Stepping into the theatre space the atmosphere is already settled for a wintery mystery and adventure. The audience is placed outside a mansion on a late evening invited to imagine a cosy fire place inside. The coldness is creeping closer in the form of haze triggering suspense. The silence only accompanied by an icy wind is penetrated by howling wolves: The Wolves of Willoughby Chase are approaching…
Joan Aiken’s classic novel The Wolves of Willoughby Chase is adapted for the theatre by Russ Tunney and directed by Kate Bannister as the festive production for Jack Studio Theatre. The story of the two heroines Bonnie Green (Rebecca Rayne) and her cousin Sylvia (Julia Pagett) is set in a fictitious England in 1832 where wolves rule the countryside. The production offers singing and speaking choir and narration and action to immerse the audience in its storytelling.

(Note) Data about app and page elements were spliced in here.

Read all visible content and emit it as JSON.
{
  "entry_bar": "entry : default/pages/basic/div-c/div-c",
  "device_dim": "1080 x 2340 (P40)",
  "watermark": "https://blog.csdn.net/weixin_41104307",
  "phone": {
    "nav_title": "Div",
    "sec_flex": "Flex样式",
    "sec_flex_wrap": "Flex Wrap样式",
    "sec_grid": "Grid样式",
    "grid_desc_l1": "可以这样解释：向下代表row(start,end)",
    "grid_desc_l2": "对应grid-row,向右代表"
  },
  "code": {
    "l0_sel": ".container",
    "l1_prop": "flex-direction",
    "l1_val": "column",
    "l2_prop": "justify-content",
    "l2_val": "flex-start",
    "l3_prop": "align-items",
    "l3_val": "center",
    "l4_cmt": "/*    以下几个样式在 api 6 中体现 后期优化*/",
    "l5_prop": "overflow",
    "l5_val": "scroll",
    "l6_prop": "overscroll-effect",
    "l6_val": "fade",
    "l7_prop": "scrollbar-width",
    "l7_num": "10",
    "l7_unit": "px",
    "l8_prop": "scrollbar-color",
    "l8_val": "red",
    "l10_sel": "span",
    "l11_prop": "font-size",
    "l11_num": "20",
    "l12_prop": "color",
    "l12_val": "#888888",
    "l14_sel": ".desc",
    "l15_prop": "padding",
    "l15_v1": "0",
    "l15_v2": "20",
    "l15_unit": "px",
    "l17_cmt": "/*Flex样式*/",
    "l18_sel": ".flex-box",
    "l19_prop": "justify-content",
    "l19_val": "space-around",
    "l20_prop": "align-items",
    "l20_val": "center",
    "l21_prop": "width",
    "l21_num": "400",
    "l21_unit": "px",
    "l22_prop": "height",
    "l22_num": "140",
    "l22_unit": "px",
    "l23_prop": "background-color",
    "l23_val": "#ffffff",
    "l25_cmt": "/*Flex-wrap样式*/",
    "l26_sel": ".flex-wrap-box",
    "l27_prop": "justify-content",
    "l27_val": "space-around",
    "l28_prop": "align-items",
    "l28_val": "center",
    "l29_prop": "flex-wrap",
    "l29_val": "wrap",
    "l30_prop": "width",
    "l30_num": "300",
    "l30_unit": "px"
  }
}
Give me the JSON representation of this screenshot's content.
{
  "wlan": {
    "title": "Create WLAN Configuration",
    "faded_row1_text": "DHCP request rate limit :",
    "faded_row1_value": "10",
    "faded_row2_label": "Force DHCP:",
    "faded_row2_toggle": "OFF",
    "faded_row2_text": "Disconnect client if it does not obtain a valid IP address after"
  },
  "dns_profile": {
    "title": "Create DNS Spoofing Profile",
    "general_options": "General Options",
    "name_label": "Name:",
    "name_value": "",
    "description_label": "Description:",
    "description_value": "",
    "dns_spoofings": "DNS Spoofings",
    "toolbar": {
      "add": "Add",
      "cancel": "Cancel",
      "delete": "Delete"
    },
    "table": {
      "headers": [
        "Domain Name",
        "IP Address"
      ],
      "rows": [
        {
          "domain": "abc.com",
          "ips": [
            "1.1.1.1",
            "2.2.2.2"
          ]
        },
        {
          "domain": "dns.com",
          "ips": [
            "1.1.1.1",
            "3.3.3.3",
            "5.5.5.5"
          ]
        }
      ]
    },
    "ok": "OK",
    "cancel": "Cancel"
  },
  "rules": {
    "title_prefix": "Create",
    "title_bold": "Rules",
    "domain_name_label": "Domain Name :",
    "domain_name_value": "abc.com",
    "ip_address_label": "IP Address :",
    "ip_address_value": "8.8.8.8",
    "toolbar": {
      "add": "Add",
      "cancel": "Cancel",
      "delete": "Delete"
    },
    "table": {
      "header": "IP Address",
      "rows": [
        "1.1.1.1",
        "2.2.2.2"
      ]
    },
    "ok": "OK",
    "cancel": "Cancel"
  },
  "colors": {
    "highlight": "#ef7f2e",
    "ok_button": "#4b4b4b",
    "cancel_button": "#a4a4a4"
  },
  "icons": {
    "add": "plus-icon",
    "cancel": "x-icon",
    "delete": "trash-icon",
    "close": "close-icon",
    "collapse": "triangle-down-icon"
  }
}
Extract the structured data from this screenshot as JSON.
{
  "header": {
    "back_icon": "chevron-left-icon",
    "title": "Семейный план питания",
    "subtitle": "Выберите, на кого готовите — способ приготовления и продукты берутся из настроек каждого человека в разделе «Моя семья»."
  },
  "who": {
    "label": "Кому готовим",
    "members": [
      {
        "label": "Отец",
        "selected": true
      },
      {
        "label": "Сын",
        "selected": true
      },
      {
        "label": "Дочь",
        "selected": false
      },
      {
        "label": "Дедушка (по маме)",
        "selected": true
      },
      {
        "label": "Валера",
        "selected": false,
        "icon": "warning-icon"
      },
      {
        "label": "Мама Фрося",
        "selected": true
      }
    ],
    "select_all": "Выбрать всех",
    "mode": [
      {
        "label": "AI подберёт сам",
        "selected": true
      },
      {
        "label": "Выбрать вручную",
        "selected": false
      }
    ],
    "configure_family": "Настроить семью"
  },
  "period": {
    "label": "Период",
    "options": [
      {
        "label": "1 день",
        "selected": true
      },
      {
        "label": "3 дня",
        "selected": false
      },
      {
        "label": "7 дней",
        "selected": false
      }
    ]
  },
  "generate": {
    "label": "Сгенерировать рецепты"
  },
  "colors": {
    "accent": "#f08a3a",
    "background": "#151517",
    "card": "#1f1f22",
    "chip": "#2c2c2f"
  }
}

Bonnie lives with her parents in Willoughby Chase until they need to leave for a milder climate because of her mum’s illness in the rough winter. To assure Bonnie’s well-being, her parents send for the governess Miss Slighcarp (Adam Elliot) and for the orphan Sylvia to keep each other’s company. The girls become friends immediately, but Miss Slighcarp endangers their sanctuary by taking over the Estate in her strict and harsh way of ruling supported by Mr. Grimshaw (Bryan Pilkington). Fast it becomes clear that the fate of the Estate and Bonnie’s family are at stake. The two girls find themselves in a plot where they need the support of the servant James (Andrew Hollingworth) and the boy Simon (ibid.). The adventure takes dark turns where the girls are challenged, but also promises light moments of hope and togetherness during their journey to London. The girls need all their courage to face the wolves who wait inside ready to attack.
Awakening a story from a novel, the production is aware of the narrative frame and increasingly breaks the 4th wall through the unfolding story. The characters invite the audience through role-taking as wolves, servants and school kids and through guided gazes causing laughter and shivers. The cast masters the shifts and merge of comedy and mystery especially during the impressive multiple character embodiment by Elliot, Hollingworth and Pilkington which reaches its peak in the finale. Although the stage presence is consciously exaggerated, it is sometimes endangered to fall into stereotypes and slapstick characteristics. Furthermore, the speaking choir is an effective vehicle to trigger suspense, but would be more effective when used slightly less to leave more room for one of the narrator’s voice a time which brilliantly frames the storytelling.
With passion, playfulness and presence guides the cast through the story sparking moments of joy in the bleak and dark scenery. Especially the second part is truly an enjoyment of immersion and entertainment. The ice-skating scene in part one suggests a few corrections considering the closeness to the audience and the execution of actions to stress the break of harmony and danger in the thrilling chase.
The set design (Karl Swinyard) convinces through its immersive character and flexibility to portray scene changes inside and outside. The well-tuned conversation of set, soundscapes (Elliot Clay, Jack Barton) and light (Ben Jacobs) accompanies the invitation for this lively stage adaptation. Thus, the craft of metaphorical language is emphasised and shines in images throughout the production.
The Wolves of Willoughby Chase is a passionate and convincing adaptation. Its storytelling and its dismantling shifts between comedy and mystery and mixes together the right tension to enjoy a wintery evening with this heart-warming company of wolves in the Jack Theatre Space.
The Wolves of Willoughby Chase is playing at Jack Studio Theatre until 6th of January. For more information and tickets, see www.brockleyjack.co.uk/portfolio/the-wolves-of-willoughby-chase.